In December 2017, the Schroeder Center for Health Policy at William & Mary released its newest report detailing inpatient care provided in Virginia’s community hospitals. Inpatient Hospital Utilization in the Commonwealth of Virginia: 2016 Data Analysis describes nearly 844,000 hospitalizations in 2016 at 82 of Virginia’s acute, critical access, and children’s hospitals. The report provides a compendium of useful data and statistics to researchers, organizations, and others who are interested in the provision of healthcare in hospitals around the state. The report offers a statistical depiction of the characteristics of patients (their average age, sex, race/ethnicity), the most common types of conditions behind inpatient hospitalizations, and the source of payment for inpatient hospitalizations, among other types of information.
According to the report, inpatient hospitalizations at Virginia community hospitals in 2016 accounted for $33.2 billion in total charges. As was the case in 2015, adults between the ages of 65 and 84 represent the single largest age group of patients discharged from Virginia’s hospitals (237,440 discharges or 28% of all discharges). Nearly 52% of all non-obstetric hospitalizations are for females, and just under 64% of all hospitalizations are for white, non-Hispanic patients. About 23% of all hospitalizations are for black, non-Hispanic patients. Other findings from the report include:
• The most common conditions responsible for inpatient hospitalizations are childbirth, septicemia, osteoarthritis, mood disorders, and congestive heart failure. These five conditions alone account for nearly 27% of all hospitalizations in 2016.
• Chronic conditions account for 40% of all hospitalizations.
• Nearly 90% of all hospitalizations occurred at urban hospitals, which had, on average, longer lengths of stay and charges per stay compared to hospitalizations at rural hospitals.
• Nearly 62,000 hospitalizations in Virginia’s community hospitals are for mental health conditions, and these hospitalizations result in over $1.2 billion in hospital charges.
• Medicare is the primary source of payment for 40% of discharges and private insurance is the primary source of payment for 34% of discharges.
The report was produced by student researchers and staff at the Schroeder Center for Health Policy. Contributors include the following William & Mary undergraduate students: Kate Archambault (CAMS Applied Statistics, '18), Carmen Lehnigk (Economics, '19), and Yash Singh (Economics, '19).

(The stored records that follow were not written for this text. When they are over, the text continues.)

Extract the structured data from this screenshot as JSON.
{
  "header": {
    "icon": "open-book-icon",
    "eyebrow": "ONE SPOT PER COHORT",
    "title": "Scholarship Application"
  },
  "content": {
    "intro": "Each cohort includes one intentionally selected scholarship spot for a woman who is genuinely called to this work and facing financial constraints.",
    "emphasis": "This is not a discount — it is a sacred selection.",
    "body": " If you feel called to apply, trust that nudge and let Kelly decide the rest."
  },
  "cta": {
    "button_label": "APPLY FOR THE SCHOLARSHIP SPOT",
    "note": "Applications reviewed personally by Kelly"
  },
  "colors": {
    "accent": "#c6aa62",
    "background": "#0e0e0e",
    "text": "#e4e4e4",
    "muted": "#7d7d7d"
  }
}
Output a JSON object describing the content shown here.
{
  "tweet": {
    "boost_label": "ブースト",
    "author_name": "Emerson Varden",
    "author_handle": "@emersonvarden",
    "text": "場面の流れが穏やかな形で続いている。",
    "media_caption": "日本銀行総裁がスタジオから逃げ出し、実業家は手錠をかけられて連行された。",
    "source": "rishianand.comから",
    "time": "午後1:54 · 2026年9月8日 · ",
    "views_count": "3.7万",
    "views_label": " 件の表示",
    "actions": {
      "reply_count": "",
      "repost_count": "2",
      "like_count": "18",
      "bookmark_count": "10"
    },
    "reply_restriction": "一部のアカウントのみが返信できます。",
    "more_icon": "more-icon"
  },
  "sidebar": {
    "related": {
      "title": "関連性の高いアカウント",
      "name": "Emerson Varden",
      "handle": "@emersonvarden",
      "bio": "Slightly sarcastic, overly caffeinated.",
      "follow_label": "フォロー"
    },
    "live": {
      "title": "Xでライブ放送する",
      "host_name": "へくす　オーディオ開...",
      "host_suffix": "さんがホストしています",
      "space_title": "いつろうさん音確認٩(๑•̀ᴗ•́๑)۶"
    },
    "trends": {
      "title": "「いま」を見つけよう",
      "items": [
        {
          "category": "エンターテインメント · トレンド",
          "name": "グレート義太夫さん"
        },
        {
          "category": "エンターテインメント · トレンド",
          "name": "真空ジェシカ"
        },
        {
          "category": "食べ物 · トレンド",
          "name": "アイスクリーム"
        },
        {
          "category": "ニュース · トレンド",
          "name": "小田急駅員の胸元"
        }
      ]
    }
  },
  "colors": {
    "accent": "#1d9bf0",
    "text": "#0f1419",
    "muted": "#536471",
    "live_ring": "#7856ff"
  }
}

For more information, and to download the full report, please visit the Schroeder Center for Health Policy website.